Website and app data records:
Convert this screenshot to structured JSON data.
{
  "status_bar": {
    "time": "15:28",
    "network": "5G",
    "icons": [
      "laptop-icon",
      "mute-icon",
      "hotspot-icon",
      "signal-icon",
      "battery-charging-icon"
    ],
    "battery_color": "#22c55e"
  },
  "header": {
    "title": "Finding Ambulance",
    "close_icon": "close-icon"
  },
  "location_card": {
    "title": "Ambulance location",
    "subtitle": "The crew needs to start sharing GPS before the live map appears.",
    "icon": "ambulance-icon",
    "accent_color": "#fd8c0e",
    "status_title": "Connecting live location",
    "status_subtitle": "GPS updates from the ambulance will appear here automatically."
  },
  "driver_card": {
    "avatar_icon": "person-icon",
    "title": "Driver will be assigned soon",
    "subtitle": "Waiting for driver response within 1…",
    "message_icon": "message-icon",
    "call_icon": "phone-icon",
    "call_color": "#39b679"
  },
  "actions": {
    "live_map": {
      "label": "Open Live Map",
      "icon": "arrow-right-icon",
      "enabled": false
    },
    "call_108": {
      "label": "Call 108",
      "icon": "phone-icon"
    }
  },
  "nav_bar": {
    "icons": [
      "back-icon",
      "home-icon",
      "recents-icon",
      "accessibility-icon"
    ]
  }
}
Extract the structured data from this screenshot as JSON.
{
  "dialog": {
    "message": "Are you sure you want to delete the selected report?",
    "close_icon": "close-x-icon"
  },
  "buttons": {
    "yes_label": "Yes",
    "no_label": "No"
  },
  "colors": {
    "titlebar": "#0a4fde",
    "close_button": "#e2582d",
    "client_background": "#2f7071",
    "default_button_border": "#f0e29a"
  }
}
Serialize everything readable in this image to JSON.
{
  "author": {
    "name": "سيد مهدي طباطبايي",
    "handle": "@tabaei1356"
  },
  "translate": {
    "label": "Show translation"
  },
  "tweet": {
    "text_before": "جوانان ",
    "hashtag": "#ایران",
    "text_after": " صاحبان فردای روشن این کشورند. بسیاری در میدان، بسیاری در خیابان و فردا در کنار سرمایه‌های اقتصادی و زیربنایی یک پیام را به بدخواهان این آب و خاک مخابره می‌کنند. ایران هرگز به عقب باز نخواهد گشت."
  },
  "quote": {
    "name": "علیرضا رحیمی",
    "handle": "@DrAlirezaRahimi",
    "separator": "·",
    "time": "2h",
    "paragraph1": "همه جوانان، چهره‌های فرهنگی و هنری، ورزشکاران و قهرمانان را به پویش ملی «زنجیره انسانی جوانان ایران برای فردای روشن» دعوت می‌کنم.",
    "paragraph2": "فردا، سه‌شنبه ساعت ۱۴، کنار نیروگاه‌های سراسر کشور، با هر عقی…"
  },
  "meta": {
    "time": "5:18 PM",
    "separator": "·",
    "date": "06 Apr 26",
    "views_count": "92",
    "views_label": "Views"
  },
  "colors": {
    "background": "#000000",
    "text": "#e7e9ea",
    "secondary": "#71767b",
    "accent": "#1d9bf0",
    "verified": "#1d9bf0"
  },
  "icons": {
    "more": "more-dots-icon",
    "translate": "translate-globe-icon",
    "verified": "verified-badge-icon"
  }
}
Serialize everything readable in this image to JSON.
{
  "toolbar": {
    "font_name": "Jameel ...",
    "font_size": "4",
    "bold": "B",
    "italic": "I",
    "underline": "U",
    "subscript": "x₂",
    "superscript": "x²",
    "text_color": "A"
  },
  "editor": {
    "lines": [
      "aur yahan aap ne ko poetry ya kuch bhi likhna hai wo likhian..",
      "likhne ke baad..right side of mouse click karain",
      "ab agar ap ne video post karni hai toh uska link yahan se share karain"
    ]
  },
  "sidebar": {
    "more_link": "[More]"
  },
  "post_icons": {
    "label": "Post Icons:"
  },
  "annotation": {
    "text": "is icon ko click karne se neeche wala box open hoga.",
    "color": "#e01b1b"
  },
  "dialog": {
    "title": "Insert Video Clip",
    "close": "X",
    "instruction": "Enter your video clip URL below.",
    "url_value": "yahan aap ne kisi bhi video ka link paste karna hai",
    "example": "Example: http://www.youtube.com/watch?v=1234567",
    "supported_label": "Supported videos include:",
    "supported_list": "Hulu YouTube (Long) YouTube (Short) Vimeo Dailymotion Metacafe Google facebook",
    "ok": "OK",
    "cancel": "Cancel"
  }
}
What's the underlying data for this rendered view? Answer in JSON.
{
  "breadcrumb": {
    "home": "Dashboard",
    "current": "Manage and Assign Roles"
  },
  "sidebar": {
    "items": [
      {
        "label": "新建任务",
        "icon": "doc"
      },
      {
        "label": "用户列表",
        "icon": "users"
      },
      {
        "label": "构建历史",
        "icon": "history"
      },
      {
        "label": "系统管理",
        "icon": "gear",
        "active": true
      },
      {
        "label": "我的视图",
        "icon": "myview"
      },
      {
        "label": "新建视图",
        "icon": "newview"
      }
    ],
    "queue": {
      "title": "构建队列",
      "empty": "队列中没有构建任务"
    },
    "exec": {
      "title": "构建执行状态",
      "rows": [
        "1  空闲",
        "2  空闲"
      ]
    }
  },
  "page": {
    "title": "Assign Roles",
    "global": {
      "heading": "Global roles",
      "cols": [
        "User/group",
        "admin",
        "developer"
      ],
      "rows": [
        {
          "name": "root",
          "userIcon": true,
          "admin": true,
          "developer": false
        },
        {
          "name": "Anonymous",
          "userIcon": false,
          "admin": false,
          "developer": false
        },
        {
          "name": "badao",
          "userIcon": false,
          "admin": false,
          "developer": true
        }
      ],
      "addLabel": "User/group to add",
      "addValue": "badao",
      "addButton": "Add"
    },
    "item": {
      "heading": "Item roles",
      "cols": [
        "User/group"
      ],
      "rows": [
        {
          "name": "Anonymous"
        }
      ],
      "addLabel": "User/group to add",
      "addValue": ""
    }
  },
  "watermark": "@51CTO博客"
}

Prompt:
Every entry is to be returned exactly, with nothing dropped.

Exercise output:
Convert this screenshot to structured JSON data.
{
  "status_bar": {
    "time": "15:28",
    "network": "5G",
    "icons": [
      "laptop-icon",
      "mute-icon",
      "hotspot-icon",
      "signal-icon",
      "battery-charging-icon"
    ],
    "battery_color": "#22c55e"
  },
  "header": {
    "title": "Finding Ambulance",
    "close_icon": "close-icon"
  },
  "location_card": {
    "title": "Ambulance location",
    "subtitle": "The crew needs to start sharing GPS before the live map appears.",
    "icon": "ambulance-icon",
    "accent_color": "#fd8c0e",
    "status_title": "Connecting live location",
    "status_subtitle": "GPS updates from the ambulance will appear here automatically."
  },
  "driver_card": {
    "avatar_icon": "person-icon",
    "title": "Driver will be assigned soon",
    "subtitle": "Waiting for driver response within 1…",
    "message_icon": "message-icon",
    "call_icon": "phone-icon",
    "call_color": "#39b679"
  },
  "actions": {
    "live_map": {
      "label": "Open Live Map",
      "icon": "arrow-right-icon",
      "enabled": false
    },
    "call_108": {
      "label": "Call 108",
      "icon": "phone-icon"
    }
  },
  "nav_bar": {
    "icons": [
      "back-icon",
      "home-icon",
      "recents-icon",
      "accessibility-icon"
    ]
  }
}
Extract the structured data from this screenshot as JSON.
{
  "dialog": {
    "message": "Are you sure you want to delete the selected report?",
    "close_icon": "close-x-icon"
  },
  "buttons": {
    "yes_label": "Yes",
    "no_label": "No"
  },
  "colors": {
    "titlebar": "#0a4fde",
    "close_button": "#e2582d",
    "client_background": "#2f7071",
    "default_button_border": "#f0e29a"
  }
}
Serialize everything readable in this image to JSON.
{
  "author": {
    "name": "سيد مهدي طباطبايي",
    "handle": "@tabaei1356"
  },
  "translate": {
    "label": "Show translation"
  },
  "tweet": {
    "text_before": "جوانان ",
    "hashtag": "#ایران",
    "text_after": " صاحبان فردای روشن این کشورند. بسیاری در میدان، بسیاری در خیابان و فردا در کنار سرمایه‌های اقتصادی و زیربنایی یک پیام را به بدخواهان این آب و خاک مخابره می‌کنند. ایران هرگز به عقب باز نخواهد گشت."
  },
  "quote": {
    "name": "علیرضا رحیمی",
    "handle": "@DrAlirezaRahimi",
    "separator": "·",
    "time": "2h",
    "paragraph1": "همه جوانان، چهره‌های فرهنگی و هنری، ورزشکاران و قهرمانان را به پویش ملی «زنجیره انسانی جوانان ایران برای فردای روشن» دعوت می‌کنم.",
    "paragraph2": "فردا، سه‌شنبه ساعت ۱۴، کنار نیروگاه‌های سراسر کشور، با هر عقی…"
  },
  "meta": {
    "time": "5:18 PM",
    "separator": "·",
    "date": "06 Apr 26",
    "views_count": "92",
    "views_label": "Views"
  },
  "colors": {
    "background": "#000000",
    "text": "#e7e9ea",
    "secondary": "#71767b",
    "accent": "#1d9bf0",
    "verified": "#1d9bf0"
  },
  "icons": {
    "more": "more-dots-icon",
    "translate": "translate-globe-icon",
    "verified": "verified-badge-icon"
  }
}
Serialize everything readable in this image to JSON.
{
  "toolbar": {
    "font_name": "Jameel ...",
    "font_size": "4",
    "bold": "B",
    "italic": "I",
    "underline": "U",
    "subscript": "x₂",
    "superscript": "x²",
    "text_color": "A"
  },
  "editor": {
    "lines": [
      "aur yahan aap ne ko poetry ya kuch bhi likhna hai wo likhian..",
      "likhne ke baad..right side of mouse click karain",
      "ab agar ap ne video post karni hai toh uska link yahan se share karain"
    ]
  },
  "sidebar": {
    "more_link": "[More]"
  },
  "post_icons": {
    "label": "Post Icons:"
  },
  "annotation": {
    "text": "is icon ko click karne se neeche wala box open hoga.",
    "color": "#e01b1b"
  },
  "dialog": {
    "title": "Insert Video Clip",
    "close": "X",
    "instruction": "Enter your video clip URL below.",
    "url_value": "yahan aap ne kisi bhi video ka link paste karna hai",
    "example": "Example: http://www.youtube.com/watch?v=1234567",
    "supported_label": "Supported videos include:",
    "supported_list": "Hulu YouTube (Long) YouTube (Short) Vimeo Dailymotion Metacafe Google facebook",
    "ok": "OK",
    "cancel": "Cancel"
  }
}
What's the underlying data for this rendered view? Answer in JSON.
{
  "breadcrumb": {
    "home": "Dashboard",
    "current": "Manage and Assign Roles"
  },
  "sidebar": {
    "items": [
      {
        "label": "新建任务",
        "icon": "doc"
      },
      {
        "label": "用户列表",
        "icon": "users"
      },
      {
        "label": "构建历史",
        "icon": "history"
      },
      {
        "label": "系统管理",
        "icon": "gear",
        "active": true
      },
      {
        "label": "我的视图",
        "icon": "myview"
      },
      {
        "label": "新建视图",
        "icon": "newview"
      }
    ],
    "queue": {
      "title": "构建队列",
      "empty": "队列中没有构建任务"
    },
    "exec": {
      "title": "构建执行状态",
      "rows": [
        "1  空闲",
        "2  空闲"
      ]
    }
  },
  "page": {
    "title": "Assign Roles",
    "global": {
      "heading": "Global roles",
      "cols": [
        "User/group",
        "admin",
        "developer"
      ],
      "rows": [
        {
          "name": "root",
          "userIcon": true,
          "admin": true,
          "developer": false
        },
        {
          "name": "Anonymous",
          "userIcon": false,
          "admin": false,
          "developer": false
        },
        {
          "name": "badao",
          "userIcon": false,
          "admin": false,
          "developer": true
        }
      ],
      "addLabel": "User/group to add",
      "addValue": "badao",
      "addButton": "Add"
    },
    "item": {
      "heading": "Item roles",
      "cols": [
        "User/group"
      ],
      "rows": [
        {
          "name": "Anonymous"
        }
      ],
      "addLabel": "User/group to add",
      "addValue": ""
    }
  },
  "watermark": "@51CTO博客"
}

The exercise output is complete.